Sherlock - The Six Thatchers

Blistering first episode of the fourth series
Still minutes after the events of the mind palace escapades of `The Abominable Bride` the fourth series kicks off with a superbly liberating sense of fun before dovetailing into darker matters. There’s no doubt that Sherlock has become a different series than the idea of updating the old stories to the modern day that it started out as and I think it’s because that’s happened over a comparatively short number of episodes some people are less keen. “It’s just about them now” is a common complaint but when you’ve got a cast like this and a chance to sculpt something more inventive than merely a contemporary update why not run with it? 
Spoilers beyond this point…

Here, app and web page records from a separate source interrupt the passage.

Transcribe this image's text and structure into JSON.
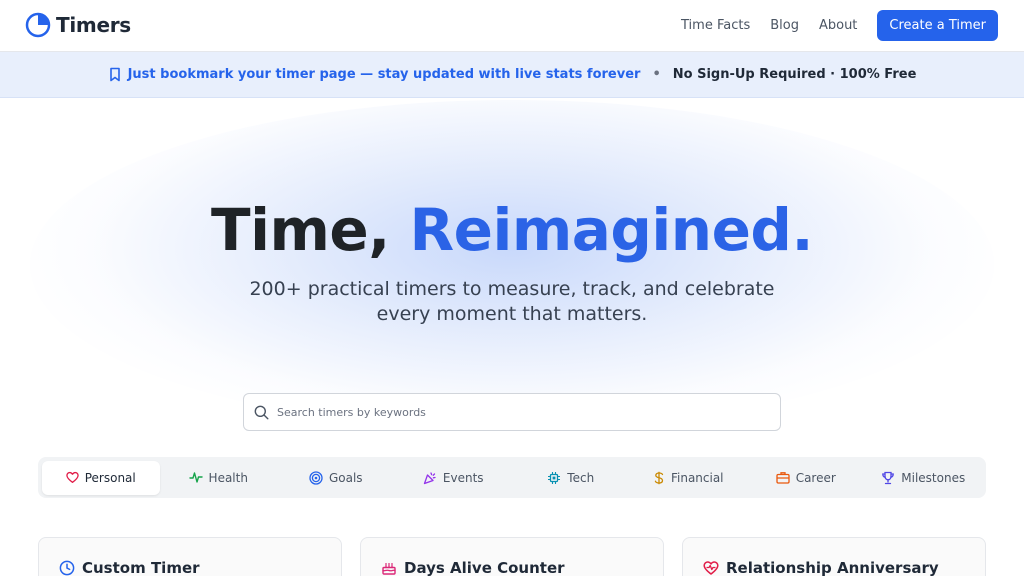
{
  "header": {
    "logo_text": "Timers",
    "nav": [
      "Time Facts",
      "Blog",
      "About"
    ],
    "cta_label": "Create a Timer"
  },
  "banner": {
    "left_text": "Just bookmark your timer page — stay updated with live stats forever",
    "separator": "•",
    "right_text": "No Sign-Up Required · 100% Free"
  },
  "hero": {
    "title_plain": "Time, ",
    "title_accent": "Reimagined.",
    "subtitle_line1": "200+ practical timers to measure, track, and celebrate",
    "subtitle_line2": "every moment that matters."
  },
  "search": {
    "placeholder": "Search timers by keywords",
    "value": ""
  },
  "tabs": [
    {
      "label": "Personal",
      "icon": "heart-icon",
      "color": "#e11d48",
      "active": true
    },
    {
      "label": "Health",
      "icon": "activity-icon",
      "color": "#16a34a",
      "active": false
    },
    {
      "label": "Goals",
      "icon": "target-icon",
      "color": "#2563eb",
      "active": false
    },
    {
      "label": "Events",
      "icon": "party-icon",
      "color": "#9333ea",
      "active": false
    },
    {
      "label": "Tech",
      "icon": "chip-icon",
      "color": "#0891b2",
      "active": false
    },
    {
      "label": "Financial",
      "icon": "dollar-icon",
      "color": "#ca8a04",
      "active": false
    },
    {
      "label": "Career",
      "icon": "briefcase-icon",
      "color": "#ea580c",
      "active": false
    },
    {
      "label": "Milestones",
      "icon": "trophy-icon",
      "color": "#4f46e5",
      "active": false
    }
  ],
  "cards": [
    {
      "title": "Custom Timer",
      "icon": "clock-icon",
      "color": "#2563eb"
    },
    {
      "title": "Days Alive Counter",
      "icon": "cake-icon",
      "color": "#db2777"
    },
    {
      "title": "Relationship Anniversary",
      "icon": "heart-pulse-icon",
      "color": "#e11d48"
    }
  ],
  "colors": {
    "brand": "#2563eb",
    "banner_bg": "#e8effc",
    "title_text": "#1f2327"
  }
}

Mark Gatiss chooses this moment to deliver his best script for the series to date as he deftly manipulates the characters through a deceptively simple case of a death that leads Sherlock into a more knotty matter of smashed busts of Margaret Thatcher (and yes she does get lampooned but not as much as you might think). Though ostensibly a more straightforward plot than some of the knotty mysteries the series has offered, it has more personal stakes and a great balance between action, mystery and dialogue.  
The episode opens with a burst of humour so broad you might need to check you’re not watching a Children in Need special. A spaced out Sherlock behaves like a hyperactive child as his straight laced brother Mycroft briefs him on what will be the true story of the recent events. It’s a sign of the deceptions that are woven through the narrative. Yet the mood changes as matters become more personal and Sherlock catches up with the bust vandal who turns out to have a vendetta against Mary from her past life as an agent. Great gag when he does show up too!
Till now I struggled to match the idea of Mary’s past with her present self; it just seemed too incredulous a development to believe and I thought it must be the series’ jumping the shark gambit. Instead it turns out to be rather an ingenious way of developing a character and as Amanda Abington dons a variety of disguises to escape her pursuer around the world you can absolutely buy it. The Mary that we previously got to know was just another disguise really. The comparison of these globetrotting scenes and the gradually revealed attraction  John has for someone else- and we’re left in suspense as to how far that went- could not be more pronounced.
Apart from some breathlessly unravelled cases at the start, the episode leans more heavily on espionage rather than detective drama and none more so than the final stretch in which the villain of the piece is revealed not to be some posthumous Moriaty plan as Sherlock (and indeed the viewers) expect but something much more likely. Not for the first time in the episode Sherlock uses his verbal patter to delay matters but there’s a stunning twist you need to see.
The episode pushes and pulls at the differences between Mary’s old life (balaclava wearing missions, guns, danger) and her current life (marriage, baby, domesticity) that you just know something has to snap. Yet you’re never sure what it will be and Gattis’ script keeps you guessing throughout. That it manages to encompass a fight sequence that looks like it’s out of a film is just the icing on a very impressive cake. Director Rachel Talalay brings her own big screen experience to bear on all aspects of the production.
Needless to say with such a rocket of a script to hand all the actors give amazing performances; Benedict Cumberbatch has added more humour into the role of Sherlock while his deductive hundred miles an hour delivery is like listening to some off beat opera! Mark Gatiss’ Mycroft seems to have become steelier, why do we even trust him? It must be fun to write yourself a role as wily as this! Amanda Abington gets to showcase an impressive range of emotions (her awkward American traveller is a hoot) while Martin Freeman again shows just why this role of Watson is perfect for him. All the emotions kept under the surface yet showing in every movement. Additionally Rupert Graves’ Lestrade is always good value and I’m hoping one day he might get his own spin off series. There are a couple of riveting guest performances too from the always impressive Sacha Dhawen as the damaged former colleague of Mary’s and Marcia Warren as Miss Norbury who turns out to be more than just a fuddy duddy secretary.
The episode rekindles the excitement of the series’ first six episodes with a sense of abandon and intrigue. Sherlockian experts are already poring over the nuances to pick up clues and references but from one viewing what I have deducted is that this has set the bar for TV drama in 2017 high.

No comments:

Post a Comment